THE INPUT

——————

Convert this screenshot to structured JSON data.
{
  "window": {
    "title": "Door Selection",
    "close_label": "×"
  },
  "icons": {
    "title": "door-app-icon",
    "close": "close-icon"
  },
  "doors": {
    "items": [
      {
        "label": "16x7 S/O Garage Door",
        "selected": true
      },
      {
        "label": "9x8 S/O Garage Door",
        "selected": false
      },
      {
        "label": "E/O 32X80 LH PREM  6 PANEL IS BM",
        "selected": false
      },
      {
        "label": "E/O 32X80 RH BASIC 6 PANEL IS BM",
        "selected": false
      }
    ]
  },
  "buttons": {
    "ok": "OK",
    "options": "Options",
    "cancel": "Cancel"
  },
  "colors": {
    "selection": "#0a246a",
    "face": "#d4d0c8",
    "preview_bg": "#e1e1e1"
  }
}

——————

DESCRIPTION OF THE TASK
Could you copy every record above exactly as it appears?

RESPONSE BELOW
Convert this screenshot to structured JSON data.
{
  "window": {
    "title": "Door Selection",
    "close_label": "×"
  },
  "icons": {
    "title": "door-app-icon",
    "close": "close-icon"
  },
  "doors": {
    "items": [
      {
        "label": "16x7 S/O Garage Door",
        "selected": true
      },
      {
        "label": "9x8 S/O Garage Door",
        "selected": false
      },
      {
        "label": "E/O 32X80 LH PREM  6 PANEL IS BM",
        "selected": false
      },
      {
        "label": "E/O 32X80 RH BASIC 6 PANEL IS BM",
        "selected": false
      }
    ]
  },
  "buttons": {
    "ok": "OK",
    "options": "Options",
    "cancel": "Cancel"
  },
  "colors": {
    "selection": "#0a246a",
    "face": "#d4d0c8",
    "preview_bg": "#e1e1e1"
  }
}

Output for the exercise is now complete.